Among the many topics addressed in the forthcoming Timeless Running Wisdom (Human Kinetics, December 2010), Benyo discusses how, while not rare, runner's high (or “sweet running”) must still be actively sought, or at least be prepared for actively on a physical level. “When the elements of training and effort intersect and the training has been just slightly more ambitious than the effort requires, the effort becomes, for a moment or for an hour, effortless,” he says. “The myriad training levels involved in running—physical, mental, spiritual—blend in a seemingly cosmic recipe and you, the runner, are one with the run.”
Benyo also believes that many runners experience sweet running on their own. “Any runner who has trained vigorously and wisely for a marathon and who leaves the starting line conservatively usually experiences a ‘sweet spot' between miles 7 and 16, once the deep muscles are warmed up, the rhythm of running has established itself, and the weariness of running very long distances has not yet arrived.”
He cautions, however, that many marathoners ruin their marathons during that period of experiencing a runner's high by mistakenly assuming that they somehow trained beyond the perfect level, only to then proceed to outrun their fine-tuning in a greedy effort to take advantage of prowess that, at least that day, is not present in such abundance.

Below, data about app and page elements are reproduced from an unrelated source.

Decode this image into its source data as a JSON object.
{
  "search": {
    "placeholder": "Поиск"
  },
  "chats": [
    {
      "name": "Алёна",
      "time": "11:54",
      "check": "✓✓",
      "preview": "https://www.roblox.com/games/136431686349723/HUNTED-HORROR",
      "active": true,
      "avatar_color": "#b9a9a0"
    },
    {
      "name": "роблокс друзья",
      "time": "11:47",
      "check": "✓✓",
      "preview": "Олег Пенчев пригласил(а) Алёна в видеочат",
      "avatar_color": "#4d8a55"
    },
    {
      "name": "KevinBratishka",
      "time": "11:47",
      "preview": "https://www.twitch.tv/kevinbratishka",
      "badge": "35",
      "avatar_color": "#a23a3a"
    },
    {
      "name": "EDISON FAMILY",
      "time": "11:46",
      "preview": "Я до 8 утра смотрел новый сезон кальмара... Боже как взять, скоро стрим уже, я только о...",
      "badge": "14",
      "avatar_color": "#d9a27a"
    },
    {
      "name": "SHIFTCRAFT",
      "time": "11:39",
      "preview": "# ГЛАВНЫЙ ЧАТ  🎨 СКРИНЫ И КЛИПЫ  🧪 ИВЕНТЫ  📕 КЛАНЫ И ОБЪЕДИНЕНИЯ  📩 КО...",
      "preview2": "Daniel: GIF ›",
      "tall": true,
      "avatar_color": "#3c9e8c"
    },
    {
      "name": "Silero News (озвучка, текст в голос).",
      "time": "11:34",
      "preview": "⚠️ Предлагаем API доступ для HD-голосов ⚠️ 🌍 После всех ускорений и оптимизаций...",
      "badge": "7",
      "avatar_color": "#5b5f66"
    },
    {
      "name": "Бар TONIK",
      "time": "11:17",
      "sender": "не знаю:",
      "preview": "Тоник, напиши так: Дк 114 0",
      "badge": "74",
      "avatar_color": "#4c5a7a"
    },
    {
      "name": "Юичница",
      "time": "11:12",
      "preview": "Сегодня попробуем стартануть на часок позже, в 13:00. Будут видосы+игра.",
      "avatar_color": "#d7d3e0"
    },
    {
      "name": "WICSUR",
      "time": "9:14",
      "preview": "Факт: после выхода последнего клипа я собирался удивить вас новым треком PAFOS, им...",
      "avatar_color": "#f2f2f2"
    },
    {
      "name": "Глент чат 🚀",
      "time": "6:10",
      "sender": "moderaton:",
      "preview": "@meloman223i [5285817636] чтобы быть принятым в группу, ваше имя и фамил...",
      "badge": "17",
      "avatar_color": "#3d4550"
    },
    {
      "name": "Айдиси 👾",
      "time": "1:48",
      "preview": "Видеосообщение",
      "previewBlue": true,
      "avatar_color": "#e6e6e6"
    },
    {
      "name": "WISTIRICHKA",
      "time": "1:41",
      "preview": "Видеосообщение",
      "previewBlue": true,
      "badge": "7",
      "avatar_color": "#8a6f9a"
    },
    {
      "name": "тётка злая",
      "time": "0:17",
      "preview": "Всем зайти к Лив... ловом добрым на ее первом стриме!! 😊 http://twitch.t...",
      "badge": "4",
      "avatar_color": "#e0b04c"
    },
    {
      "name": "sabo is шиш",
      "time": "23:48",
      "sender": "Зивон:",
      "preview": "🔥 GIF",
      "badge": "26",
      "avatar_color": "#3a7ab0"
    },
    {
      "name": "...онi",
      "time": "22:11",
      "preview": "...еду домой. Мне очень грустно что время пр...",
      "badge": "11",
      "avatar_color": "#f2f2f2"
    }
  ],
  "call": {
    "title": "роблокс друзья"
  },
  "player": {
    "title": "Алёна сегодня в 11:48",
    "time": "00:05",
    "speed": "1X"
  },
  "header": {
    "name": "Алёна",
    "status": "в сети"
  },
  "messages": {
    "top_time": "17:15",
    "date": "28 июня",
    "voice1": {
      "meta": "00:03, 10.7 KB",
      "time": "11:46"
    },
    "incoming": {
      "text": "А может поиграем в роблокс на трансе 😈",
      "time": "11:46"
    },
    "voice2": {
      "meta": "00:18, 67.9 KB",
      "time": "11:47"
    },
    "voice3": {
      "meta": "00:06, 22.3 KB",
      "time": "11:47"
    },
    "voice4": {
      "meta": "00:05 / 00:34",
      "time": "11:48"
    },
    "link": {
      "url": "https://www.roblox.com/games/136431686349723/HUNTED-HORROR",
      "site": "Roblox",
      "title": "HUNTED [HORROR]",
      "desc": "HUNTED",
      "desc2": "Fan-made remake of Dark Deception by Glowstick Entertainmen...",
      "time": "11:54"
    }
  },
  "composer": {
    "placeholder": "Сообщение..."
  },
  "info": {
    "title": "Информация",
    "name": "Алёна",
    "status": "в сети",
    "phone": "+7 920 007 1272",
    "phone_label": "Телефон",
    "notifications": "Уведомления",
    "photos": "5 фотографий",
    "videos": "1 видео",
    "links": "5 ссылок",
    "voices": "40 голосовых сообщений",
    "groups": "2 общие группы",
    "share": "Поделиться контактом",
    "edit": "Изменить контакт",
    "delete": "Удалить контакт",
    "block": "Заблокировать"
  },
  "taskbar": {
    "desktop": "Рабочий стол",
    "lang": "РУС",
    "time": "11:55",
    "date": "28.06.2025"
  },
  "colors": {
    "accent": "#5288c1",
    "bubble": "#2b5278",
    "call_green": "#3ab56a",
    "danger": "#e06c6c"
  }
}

“Like the human body itself, which becomes more efficient the more you use it, running becomes sweeter the more you integrate it into your life,” says Benyo. “The wisdom comes in allowing that to happen. Relax in your running and allow your own wisdom to sweeten the whole process.”
For more information, see Timeless Running Wisdom.